Fact-Based Advocacy Leads to Achievable Boiler MACT

Jan 27, 2016
Hunt_Tim-WebBy Tim Hunt
Senior Director, Air Quality Programs

Has the Jan. 31, 2016 compliance deadline for the 2013 Boiler Maximum Achievable Control Technology (MACT) snuck up on the forest products industry? Not a chance! The American Forest & Paper Association (AF&PA), which represents the paper and wood product mills that operate hundreds of industrial boilers, has been out front on every aspect of this rulemaking whether working with the Environmental Protection Agency (EPA), educating Congress, building coalitions, or even being involved in the inevitable litigation.

In 2010, the EPA proposed unachievable emission limits that would cost the forest products industry at least $9 billion and jeopardize the use of biomass as our main fuel. A paper sector jobs study that AF&PA sponsored estimated tens of thousands of high-paying jobs would be lost in rural communities and numerous mills would close as the country was still struggling with the effects of the Great Recession. We made sure this news got everyone’s attention, both at EPA and in Congress.

Congress responded by introducing bi-partisan legislation to direct EPA to set workable and economical boiler standards. Bills passed the House and got 54 votes in the Senate, signaling substantial concerns even though it did not become law. Meanwhile, AF&PA provided EPA new emissions data from biomass boilers and engineering assessments to support more realistic emission standards. Our fact-based advocacy began to pay off as EPA reconsidered its approach in 2011 and ultimately adopted better limits in early 2013, although they will still cost about $1 billion. At the same time, EPA listed more biomass-based materials as eligible to be burned in boilers based on AF&PA generated data and recommendations.

Our work didn’t end there. Over the last three years, AF&PA hosted compliance workshops for members and continued to press EPA to improve the Boiler MACT implementation provisions and authorize three more biomass fuels just this month. Unfortunately, even with all of our progress, business uncertainties remain for many compliance investments. Litigation is ongoing, and a judicial decision is not expected until after the 3-year compliance deadline…far from ideal. We hope the courts uphold the limits that paper and wood product mills are committed to meet.

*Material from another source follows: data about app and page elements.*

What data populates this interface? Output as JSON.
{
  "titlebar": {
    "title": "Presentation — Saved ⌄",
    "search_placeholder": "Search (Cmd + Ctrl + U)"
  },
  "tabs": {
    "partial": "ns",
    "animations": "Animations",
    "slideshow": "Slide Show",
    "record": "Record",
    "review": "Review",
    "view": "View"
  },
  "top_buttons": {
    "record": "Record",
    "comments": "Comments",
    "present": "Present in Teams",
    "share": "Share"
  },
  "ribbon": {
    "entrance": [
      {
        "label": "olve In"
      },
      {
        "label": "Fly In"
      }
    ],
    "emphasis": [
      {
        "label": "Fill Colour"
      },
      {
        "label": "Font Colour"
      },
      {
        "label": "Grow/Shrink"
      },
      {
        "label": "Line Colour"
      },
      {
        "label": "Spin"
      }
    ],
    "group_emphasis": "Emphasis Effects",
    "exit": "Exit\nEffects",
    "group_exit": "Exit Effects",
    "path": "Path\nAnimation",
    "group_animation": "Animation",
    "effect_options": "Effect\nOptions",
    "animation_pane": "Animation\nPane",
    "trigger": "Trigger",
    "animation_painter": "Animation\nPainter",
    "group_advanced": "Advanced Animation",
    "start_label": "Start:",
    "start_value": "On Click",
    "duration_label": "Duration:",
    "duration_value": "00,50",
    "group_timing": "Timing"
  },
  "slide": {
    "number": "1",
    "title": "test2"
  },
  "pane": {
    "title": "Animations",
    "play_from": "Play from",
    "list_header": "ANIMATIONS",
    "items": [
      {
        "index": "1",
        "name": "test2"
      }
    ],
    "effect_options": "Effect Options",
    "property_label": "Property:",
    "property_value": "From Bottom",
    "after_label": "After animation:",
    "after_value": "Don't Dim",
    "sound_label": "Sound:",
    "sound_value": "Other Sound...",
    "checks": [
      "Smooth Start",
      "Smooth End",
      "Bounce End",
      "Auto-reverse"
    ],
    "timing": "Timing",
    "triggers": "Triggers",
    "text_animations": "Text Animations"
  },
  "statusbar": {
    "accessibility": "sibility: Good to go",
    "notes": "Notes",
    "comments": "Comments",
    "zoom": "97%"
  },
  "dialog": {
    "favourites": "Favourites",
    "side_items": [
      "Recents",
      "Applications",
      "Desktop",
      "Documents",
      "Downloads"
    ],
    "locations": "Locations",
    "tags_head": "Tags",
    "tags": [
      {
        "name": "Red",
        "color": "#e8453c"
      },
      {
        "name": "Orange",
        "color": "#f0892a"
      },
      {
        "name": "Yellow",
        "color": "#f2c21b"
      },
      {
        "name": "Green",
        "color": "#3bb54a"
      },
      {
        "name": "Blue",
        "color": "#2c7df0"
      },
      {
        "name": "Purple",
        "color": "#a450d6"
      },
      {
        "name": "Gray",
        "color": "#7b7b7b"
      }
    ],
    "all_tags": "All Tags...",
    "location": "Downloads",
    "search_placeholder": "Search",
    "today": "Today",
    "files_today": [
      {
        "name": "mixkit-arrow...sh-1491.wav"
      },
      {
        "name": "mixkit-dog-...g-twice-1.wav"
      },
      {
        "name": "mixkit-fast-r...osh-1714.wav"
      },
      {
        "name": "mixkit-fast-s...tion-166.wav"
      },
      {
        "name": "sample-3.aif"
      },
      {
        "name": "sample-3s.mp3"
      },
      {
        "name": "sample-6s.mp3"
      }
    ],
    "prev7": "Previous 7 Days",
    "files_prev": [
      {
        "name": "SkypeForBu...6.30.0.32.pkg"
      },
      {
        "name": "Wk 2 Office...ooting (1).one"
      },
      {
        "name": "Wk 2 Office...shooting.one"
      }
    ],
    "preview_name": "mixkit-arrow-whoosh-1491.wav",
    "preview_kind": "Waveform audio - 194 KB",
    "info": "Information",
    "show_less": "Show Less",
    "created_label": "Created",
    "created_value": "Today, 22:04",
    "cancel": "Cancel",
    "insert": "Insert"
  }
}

In the meantime, we have learned a valuable lesson that when facing the prospects of an unsustainable regulatory outcome, an “all-hands-on-deck” advocacy effort can help bring diverse stakeholders together to improve the competitiveness of the forest products industry.